Mechanisms of Improved Wound Healing and Protein Synthesis of Insulin and Metformin
Massive pediatric burns are associated with a persistent and sustained hypermetabolic response characterized by elevated levels of circulating catecholamine's, cortisol, and glucagon's, which can cause extreme muscle wasting, immunodeficiency, and delay in wound healing. Insulin and metformin have demonstrated anabolic activity with minimal associated side effects. However, it is unknown whether the beneficial effects arise from tight euglycemic control or direct effect of insulin action. We hypothesize that during acute hospitalization, administration of metformin at a dose titrated to maintain blood glucose between 80-180 mg/dl will accelerate wound healing and recovery in children with severe thermal injury and will have beneficial long-term effects on muscle strength, immune function, and wound healing.
- Insulin Resistance
- Eligible Ages
- Between 10 Years and 19 Years
- Eligible Genders
- Accepts Healthy Volunteers
- Patient age 10-19
- Primary diagnosis of ≥ 20 Total Burn Surface Area Burn (TBSAB )
- Decision not to treat due to burn injury severity
- Known history of AIDS, ARC, HIV
- Previous diagnosis (pre -burn) of renal failure, liver disease or hepatic dysfunction- Serum Creatinine >1.5mg/dL for males and >1.4mg/dL for females, after fluid resuscitation (Clinical definition of kidney damage)
- Pre-existing type 1 diabetes mellitus
- Pre Existing type 2 diabetes mellitus and receiving treatment
- Allergies to Metformin
- Acute or chronic acidosis (lactic or any other metabolic type) and renal failure
- Phase 2/Phase 3
- Study Type
- Intervention Model
- Single Group Assignment
- Primary Purpose
- Single (Participant)
|Metformin up to 1000mg/m2 body surface area by mouth of feeding tube up to 3 times each day for 12 months||
|sugar pill up to 3 times per day for 12 months||
- NCT ID
- The University of Texas Medical Branch, Galveston
Study ContactCatherine Reed, RN, BSN
Metformin treated patients will be compared to control patients.

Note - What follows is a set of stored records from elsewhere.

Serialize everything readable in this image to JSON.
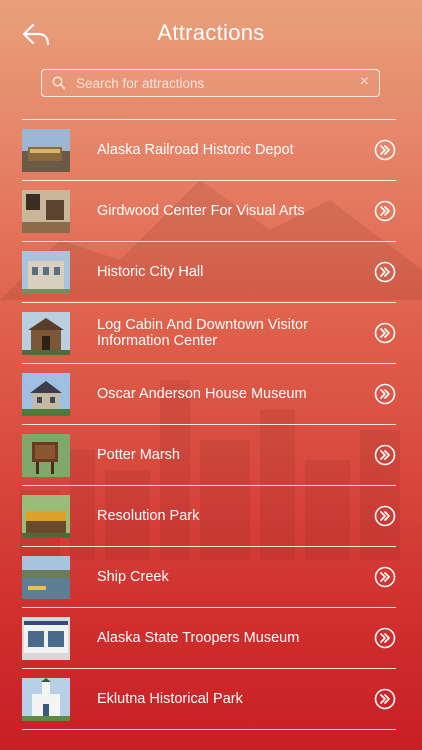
{
  "header": {
    "title": "Attractions"
  },
  "search": {
    "placeholder": "Search for attractions"
  },
  "list": [
    {
      "label": "Alaska Railroad Historic Depot"
    },
    {
      "label": "Girdwood Center For Visual Arts"
    },
    {
      "label": "Historic City Hall"
    },
    {
      "label": "Log Cabin And Downtown Visitor Information Center"
    },
    {
      "label": "Oscar Anderson House Museum"
    },
    {
      "label": "Potter Marsh"
    },
    {
      "label": "Resolution Park"
    },
    {
      "label": "Ship Creek"
    },
    {
      "label": "Alaska State Troopers Museum"
    },
    {
      "label": "Eklutna Historical Park"
    }
  ]
}
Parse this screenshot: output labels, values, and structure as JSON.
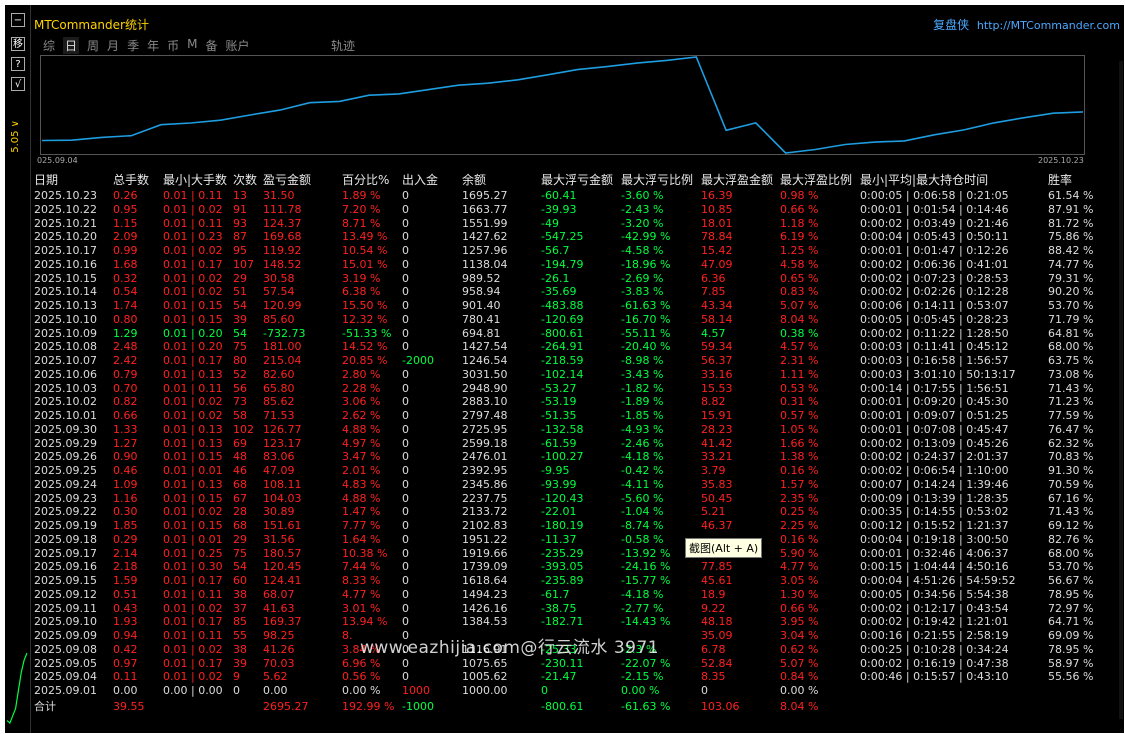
{
  "left_strip": {
    "buttons": [
      "−",
      "移",
      "?",
      "√"
    ],
    "price_label": "5.05 ∨"
  },
  "header": {
    "app_title": "MTCommander统计",
    "brand": "复盘侠",
    "brand_link": "http://MTCommander.com"
  },
  "tabs": [
    {
      "label": "综",
      "active": false
    },
    {
      "label": "日",
      "active": true
    },
    {
      "label": "周",
      "active": false
    },
    {
      "label": "月",
      "active": false
    },
    {
      "label": "季",
      "active": false
    },
    {
      "label": "年",
      "active": false
    },
    {
      "label": "币",
      "active": false
    },
    {
      "label": "M",
      "active": false
    },
    {
      "label": "备",
      "active": false
    },
    {
      "label": "账户",
      "active": false
    }
  ],
  "tab_trace": "轨迹",
  "chart_data": [
    {
      "type": "line",
      "x_start_label": "025.09.04",
      "x_end_label": "2025.10.23",
      "series": [
        {
          "values": [
            1000,
            1005.62,
            1075.65,
            1116.91,
            1384.53,
            1426.16,
            1494.23,
            1618.64,
            1739.09,
            1919.66,
            1951.22,
            2102.83,
            2133.72,
            2237.75,
            2345.86,
            2392.95,
            2476.01,
            2599.18,
            2725.95,
            2797.48,
            2883.1,
            2948.9,
            3031.5,
            1246.54,
            1427.54,
            694.81,
            780.41,
            901.4,
            958.94,
            989.52,
            1138.04,
            1257.96,
            1427.62,
            1551.99,
            1663.77,
            1695.27
          ]
        }
      ],
      "color": "#1e9de0"
    },
    {
      "type": "line",
      "series": [
        {
          "values": [
            10,
            8,
            14,
            20,
            35,
            50,
            60,
            66
          ]
        }
      ],
      "color": "#00ff40"
    }
  ],
  "colors": {
    "loss": "#ff2020",
    "profit": "#00ff40",
    "neutral": "#dcdcdc",
    "accent": "#ffd200"
  },
  "table": {
    "headers": [
      "日期",
      "总手数",
      "最小|大手数",
      "次数",
      "盈亏金额",
      "百分比%",
      "出入金",
      "余额",
      "最大浮亏金额",
      "最大浮亏比例",
      "最大浮盈金额",
      "最大浮盈比例",
      "最小|平均|最大持仓时间",
      "胜率"
    ],
    "rows": [
      {
        "cells": [
          "2025.10.23",
          "0.26",
          "0.01 | 0.11",
          "13",
          "31.50",
          "1.89 %",
          "0",
          "1695.27",
          "-60.41",
          "-3.60 %",
          "16.39",
          "0.98 %",
          "0:00:05 | 0:06:58 | 0:21:05",
          "61.54 %"
        ],
        "tone": "red"
      },
      {
        "cells": [
          "2025.10.22",
          "0.95",
          "0.01 | 0.02",
          "91",
          "111.78",
          "7.20 %",
          "0",
          "1663.77",
          "-39.93",
          "-2.43 %",
          "10.85",
          "0.66 %",
          "0:00:01 | 0:01:54 | 0:14:46",
          "87.91 %"
        ],
        "tone": "red"
      },
      {
        "cells": [
          "2025.10.21",
          "1.15",
          "0.01 | 0.11",
          "93",
          "124.37",
          "8.71 %",
          "0",
          "1551.99",
          "-49",
          "-3.20 %",
          "18.01",
          "1.18 %",
          "0:00:02 | 0:03:49 | 0:21:46",
          "81.72 %"
        ],
        "tone": "red"
      },
      {
        "cells": [
          "2025.10.20",
          "2.09",
          "0.01 | 0.23",
          "87",
          "169.68",
          "13.49 %",
          "0",
          "1427.62",
          "-547.25",
          "-42.99 %",
          "78.84",
          "6.19 %",
          "0:00:04 | 0:05:43 | 0:50:11",
          "75.86 %"
        ],
        "tone": "red"
      },
      {
        "cells": [
          "2025.10.17",
          "0.99",
          "0.01 | 0.02",
          "95",
          "119.92",
          "10.54 %",
          "0",
          "1257.96",
          "-56.7",
          "-4.58 %",
          "15.42",
          "1.25 %",
          "0:00:01 | 0:01:47 | 0:12:26",
          "88.42 %"
        ],
        "tone": "red"
      },
      {
        "cells": [
          "2025.10.16",
          "1.68",
          "0.01 | 0.17",
          "107",
          "148.52",
          "15.01 %",
          "0",
          "1138.04",
          "-194.79",
          "-18.96 %",
          "47.09",
          "4.58 %",
          "0:00:02 | 0:06:36 | 0:41:01",
          "74.77 %"
        ],
        "tone": "red"
      },
      {
        "cells": [
          "2025.10.15",
          "0.32",
          "0.01 | 0.02",
          "29",
          "30.58",
          "3.19 %",
          "0",
          "989.52",
          "-26.1",
          "-2.69 %",
          "6.36",
          "0.65 %",
          "0:00:02 | 0:07:23 | 0:28:53",
          "79.31 %"
        ],
        "tone": "red"
      },
      {
        "cells": [
          "2025.10.14",
          "0.54",
          "0.01 | 0.02",
          "51",
          "57.54",
          "6.38 %",
          "0",
          "958.94",
          "-35.69",
          "-3.83 %",
          "7.85",
          "0.83 %",
          "0:00:02 | 0:02:26 | 0:12:28",
          "90.20 %"
        ],
        "tone": "red"
      },
      {
        "cells": [
          "2025.10.13",
          "1.74",
          "0.01 | 0.15",
          "54",
          "120.99",
          "15.50 %",
          "0",
          "901.40",
          "-483.88",
          "-61.63 %",
          "43.34",
          "5.07 %",
          "0:00:06 | 0:14:11 | 0:53:07",
          "53.70 %"
        ],
        "tone": "red"
      },
      {
        "cells": [
          "2025.10.10",
          "0.80",
          "0.01 | 0.15",
          "39",
          "85.60",
          "12.32 %",
          "0",
          "780.41",
          "-120.69",
          "-16.70 %",
          "58.14",
          "8.04 %",
          "0:00:05 | 0:05:45 | 0:28:23",
          "71.79 %"
        ],
        "tone": "red"
      },
      {
        "cells": [
          "2025.10.09",
          "1.29",
          "0.01 | 0.20",
          "54",
          "-732.73",
          "-51.33 %",
          "0",
          "694.81",
          "-800.61",
          "-55.11 %",
          "4.57",
          "0.38 %",
          "0:00:02 | 0:11:22 | 1:28:50",
          "64.81 %"
        ],
        "tone": "grn"
      },
      {
        "cells": [
          "2025.10.08",
          "2.48",
          "0.01 | 0.20",
          "75",
          "181.00",
          "14.52 %",
          "0",
          "1427.54",
          "-264.91",
          "-20.40 %",
          "59.34",
          "4.57 %",
          "0:00:03 | 0:11:41 | 0:45:12",
          "68.00 %"
        ],
        "tone": "red"
      },
      {
        "cells": [
          "2025.10.07",
          "2.42",
          "0.01 | 0.17",
          "80",
          "215.04",
          "20.85 %",
          "-2000",
          "1246.54",
          "-218.59",
          "-8.98 %",
          "56.37",
          "2.31 %",
          "0:00:03 | 0:16:58 | 1:56:57",
          "63.75 %"
        ],
        "tone": "red",
        "inout_tone": "grn"
      },
      {
        "cells": [
          "2025.10.06",
          "0.79",
          "0.01 | 0.13",
          "52",
          "82.60",
          "2.80 %",
          "0",
          "3031.50",
          "-102.14",
          "-3.43 %",
          "33.16",
          "1.11 %",
          "0:00:03 | 3:01:10 | 50:13:17",
          "73.08 %"
        ],
        "tone": "red"
      },
      {
        "cells": [
          "2025.10.03",
          "0.70",
          "0.01 | 0.11",
          "56",
          "65.80",
          "2.28 %",
          "0",
          "2948.90",
          "-53.27",
          "-1.82 %",
          "15.53",
          "0.53 %",
          "0:00:14 | 0:17:55 | 1:56:51",
          "71.43 %"
        ],
        "tone": "red"
      },
      {
        "cells": [
          "2025.10.02",
          "0.82",
          "0.01 | 0.02",
          "73",
          "85.62",
          "3.06 %",
          "0",
          "2883.10",
          "-53.19",
          "-1.89 %",
          "8.82",
          "0.31 %",
          "0:00:01 | 0:09:20 | 0:45:30",
          "71.23 %"
        ],
        "tone": "red"
      },
      {
        "cells": [
          "2025.10.01",
          "0.66",
          "0.01 | 0.02",
          "58",
          "71.53",
          "2.62 %",
          "0",
          "2797.48",
          "-51.35",
          "-1.85 %",
          "15.91",
          "0.57 %",
          "0:00:01 | 0:09:07 | 0:51:25",
          "77.59 %"
        ],
        "tone": "red"
      },
      {
        "cells": [
          "2025.09.30",
          "1.33",
          "0.01 | 0.13",
          "102",
          "126.77",
          "4.88 %",
          "0",
          "2725.95",
          "-132.58",
          "-4.93 %",
          "28.23",
          "1.05 %",
          "0:00:01 | 0:07:08 | 0:45:47",
          "76.47 %"
        ],
        "tone": "red"
      },
      {
        "cells": [
          "2025.09.29",
          "1.27",
          "0.01 | 0.13",
          "69",
          "123.17",
          "4.97 %",
          "0",
          "2599.18",
          "-61.59",
          "-2.46 %",
          "41.42",
          "1.66 %",
          "0:00:02 | 0:13:09 | 0:45:26",
          "62.32 %"
        ],
        "tone": "red"
      },
      {
        "cells": [
          "2025.09.26",
          "0.90",
          "0.01 | 0.15",
          "48",
          "83.06",
          "3.47 %",
          "0",
          "2476.01",
          "-100.27",
          "-4.18 %",
          "33.21",
          "1.38 %",
          "0:00:02 | 0:24:37 | 2:01:37",
          "70.83 %"
        ],
        "tone": "red"
      },
      {
        "cells": [
          "2025.09.25",
          "0.46",
          "0.01 | 0.01",
          "46",
          "47.09",
          "2.01 %",
          "0",
          "2392.95",
          "-9.95",
          "-0.42 %",
          "3.79",
          "0.16 %",
          "0:00:02 | 0:06:54 | 1:10:00",
          "91.30 %"
        ],
        "tone": "red"
      },
      {
        "cells": [
          "2025.09.24",
          "1.09",
          "0.01 | 0.13",
          "68",
          "108.11",
          "4.83 %",
          "0",
          "2345.86",
          "-93.99",
          "-4.11 %",
          "35.83",
          "1.57 %",
          "0:00:07 | 0:14:24 | 1:39:46",
          "70.59 %"
        ],
        "tone": "red"
      },
      {
        "cells": [
          "2025.09.23",
          "1.16",
          "0.01 | 0.15",
          "67",
          "104.03",
          "4.88 %",
          "0",
          "2237.75",
          "-120.43",
          "-5.60 %",
          "50.45",
          "2.35 %",
          "0:00:09 | 0:13:39 | 1:28:35",
          "67.16 %"
        ],
        "tone": "red"
      },
      {
        "cells": [
          "2025.09.22",
          "0.30",
          "0.01 | 0.02",
          "28",
          "30.89",
          "1.47 %",
          "0",
          "2133.72",
          "-22.01",
          "-1.04 %",
          "5.21",
          "0.25 %",
          "0:00:35 | 0:14:55 | 0:53:02",
          "71.43 %"
        ],
        "tone": "red"
      },
      {
        "cells": [
          "2025.09.19",
          "1.85",
          "0.01 | 0.15",
          "68",
          "151.61",
          "7.77 %",
          "0",
          "2102.83",
          "-180.19",
          "-8.74 %",
          "46.37",
          "2.25 %",
          "0:00:12 | 0:15:52 | 1:21:37",
          "69.12 %"
        ],
        "tone": "red"
      },
      {
        "cells": [
          "2025.09.18",
          "0.29",
          "0.01 | 0.01",
          "29",
          "31.56",
          "1.64 %",
          "0",
          "1951.22",
          "-11.37",
          "-0.58 %",
          "",
          "0.16 %",
          "0:00:04 | 0:19:18 | 3:00:50",
          "82.76 %"
        ],
        "tone": "red"
      },
      {
        "cells": [
          "2025.09.17",
          "2.14",
          "0.01 | 0.25",
          "75",
          "180.57",
          "10.38 %",
          "0",
          "1919.66",
          "-235.29",
          "-13.92 %",
          "",
          "5.90 %",
          "0:00:01 | 0:32:46 | 4:06:37",
          "68.00 %"
        ],
        "tone": "red"
      },
      {
        "cells": [
          "2025.09.16",
          "2.18",
          "0.01 | 0.30",
          "54",
          "120.45",
          "7.44 %",
          "0",
          "1739.09",
          "-393.05",
          "-24.16 %",
          "77.85",
          "4.77 %",
          "0:00:15 | 1:04:44 | 4:50:16",
          "53.70 %"
        ],
        "tone": "red"
      },
      {
        "cells": [
          "2025.09.15",
          "1.59",
          "0.01 | 0.17",
          "60",
          "124.41",
          "8.33 %",
          "0",
          "1618.64",
          "-235.89",
          "-15.77 %",
          "45.61",
          "3.05 %",
          "0:00:04 | 4:51:26 | 54:59:52",
          "56.67 %"
        ],
        "tone": "red"
      },
      {
        "cells": [
          "2025.09.12",
          "0.51",
          "0.01 | 0.11",
          "38",
          "68.07",
          "4.77 %",
          "0",
          "1494.23",
          "-61.7",
          "-4.18 %",
          "18.9",
          "1.30 %",
          "0:00:05 | 0:34:56 | 5:54:38",
          "78.95 %"
        ],
        "tone": "red"
      },
      {
        "cells": [
          "2025.09.11",
          "0.43",
          "0.01 | 0.02",
          "37",
          "41.63",
          "3.01 %",
          "0",
          "1426.16",
          "-38.75",
          "-2.77 %",
          "9.22",
          "0.66 %",
          "0:00:02 | 0:12:17 | 0:43:54",
          "72.97 %"
        ],
        "tone": "red"
      },
      {
        "cells": [
          "2025.09.10",
          "1.93",
          "0.01 | 0.17",
          "85",
          "169.37",
          "13.94 %",
          "0",
          "1384.53",
          "-182.71",
          "-14.43 %",
          "48.18",
          "3.95 %",
          "0:00:02 | 0:19:42 | 1:21:01",
          "64.71 %"
        ],
        "tone": "red"
      },
      {
        "cells": [
          "2025.09.09",
          "0.94",
          "0.01 | 0.11",
          "55",
          "98.25",
          "8.",
          "0",
          "",
          "",
          "",
          "35.09",
          "3.04 %",
          "0:00:16 | 0:21:55 | 2:58:19",
          "69.09 %"
        ],
        "tone": "red"
      },
      {
        "cells": [
          "2025.09.08",
          "0.42",
          "0.01 | 0.02",
          "38",
          "41.26",
          "3.84 %",
          "0",
          "1116.91",
          "-25.33",
          "-2.3 %",
          "6.78",
          "0.62 %",
          "0:00:25 | 0:10:28 | 0:34:24",
          "78.95 %"
        ],
        "tone": "red"
      },
      {
        "cells": [
          "2025.09.05",
          "0.97",
          "0.01 | 0.17",
          "39",
          "70.03",
          "6.96 %",
          "0",
          "1075.65",
          "-230.11",
          "-22.07 %",
          "52.84",
          "5.07 %",
          "0:00:02 | 0:16:19 | 0:47:38",
          "58.97 %"
        ],
        "tone": "red"
      },
      {
        "cells": [
          "2025.09.04",
          "0.11",
          "0.01 | 0.02",
          "9",
          "5.62",
          "0.56 %",
          "0",
          "1005.62",
          "-21.47",
          "-2.15 %",
          "8.35",
          "0.84 %",
          "0:00:46 | 0:15:57 | 0:43:10",
          "55.56 %"
        ],
        "tone": "red"
      },
      {
        "cells": [
          "2025.09.01",
          "0.00",
          "0.00 | 0.00",
          "0",
          "0.00",
          "0.00 %",
          "1000",
          "1000.00",
          "0",
          "0.00 %",
          "0",
          "0.00 %",
          "",
          ""
        ],
        "tone": "wht",
        "inout_tone": "red"
      }
    ],
    "total": {
      "cells": [
        "合计",
        "39.55",
        "",
        "",
        "2695.27",
        "192.99 %",
        "-1000",
        "",
        "-800.61",
        "-61.63 %",
        "103.06",
        "8.04 %",
        "",
        ""
      ]
    }
  },
  "tooltip": "截图(Alt + A)",
  "watermark": "www.eazhijia.com@行云流水 3971"
}
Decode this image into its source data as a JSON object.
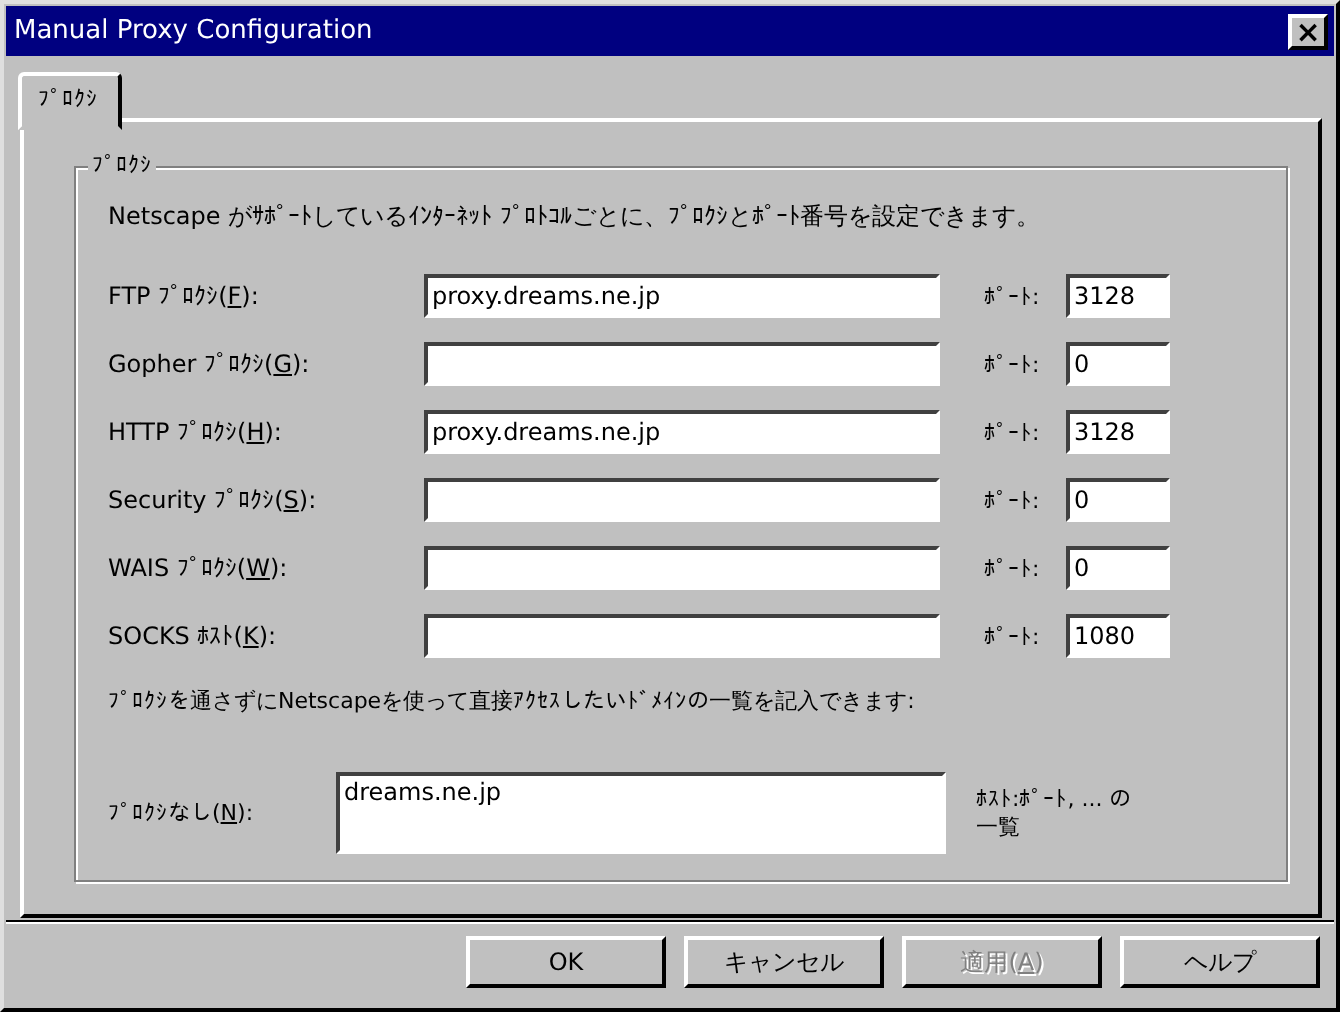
{
  "window": {
    "title": "Manual Proxy Configuration",
    "close": "×"
  },
  "tabs": [
    {
      "label": "ﾌﾟﾛｸｼ",
      "selected": true
    }
  ],
  "group": {
    "title": "ﾌﾟﾛｸｼ",
    "intro": "Netscape がｻﾎﾟｰﾄしているｲﾝﾀｰﾈｯﾄ ﾌﾟﾛﾄｺﾙごとに、ﾌﾟﾛｸｼとﾎﾟｰﾄ番号を設定できます。",
    "rows": [
      {
        "label": {
          "before": "FTP ﾌﾟﾛｸｼ(",
          "key": "F",
          "after": "):"
        },
        "value": "proxy.dreams.ne.jp",
        "port_label": "ﾎﾟｰﾄ:",
        "port": "3128"
      },
      {
        "label": {
          "before": "Gopher ﾌﾟﾛｸｼ(",
          "key": "G",
          "after": "):"
        },
        "port_label": "ﾎﾟｰﾄ:",
        "port": "0"
      },
      {
        "label": {
          "before": "HTTP ﾌﾟﾛｸｼ(",
          "key": "H",
          "after": "):"
        },
        "value": "proxy.dreams.ne.jp",
        "port_label": "ﾎﾟｰﾄ:",
        "port": "3128"
      },
      {
        "label": {
          "before": "Security ﾌﾟﾛｸｼ(",
          "key": "S",
          "after": "):"
        },
        "port_label": "ﾎﾟｰﾄ:",
        "port": "0"
      },
      {
        "label": {
          "before": "WAIS ﾌﾟﾛｸｼ(",
          "key": "W",
          "after": "):"
        },
        "port_label": "ﾎﾟｰﾄ:",
        "port": "0"
      },
      {
        "label": {
          "before": "SOCKS ﾎｽﾄ(",
          "key": "K",
          "after": "):"
        },
        "port_label": "ﾎﾟｰﾄ:",
        "port": "1080"
      }
    ],
    "bypass_note": "ﾌﾟﾛｸｼを通さずにNetscapeを使って直接ｱｸｾｽしたいﾄﾞﾒｲﾝの一覧を記入できます:",
    "bypass": {
      "label": {
        "before": "ﾌﾟﾛｸｼなし(",
        "key": "N",
        "after": "):"
      },
      "value": "dreams.ne.jp",
      "hint": "ﾎｽﾄ:ﾎﾟｰﾄ, ... の一覧"
    }
  },
  "buttons": [
    {
      "label": {
        "before": "OK"
      },
      "disabled": false
    },
    {
      "label": {
        "before": "キャンセル"
      },
      "disabled": false
    },
    {
      "label": {
        "before": "適用(",
        "key": "A",
        "after": ")"
      },
      "disabled": true
    },
    {
      "label": {
        "before": "ヘルプ"
      },
      "disabled": false
    }
  ]
}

Both groups will receive insulin therapy for blood glucose >180mg/dl. Insulin will be titrated according to hospital sliding scale.
The use of insulin or metformin will benefit burned children by improving muscle protein build-up, speeding wound healing and reversing growth arrest, improving the immune response, and positively affecting long-term rehabilitation.
The results of this study may initiate a change in standard of care as it is found that simply the reduction of blood glucose by metformin, improves patient outcomes as metformin can be administered without the added complication of hypoglycemia.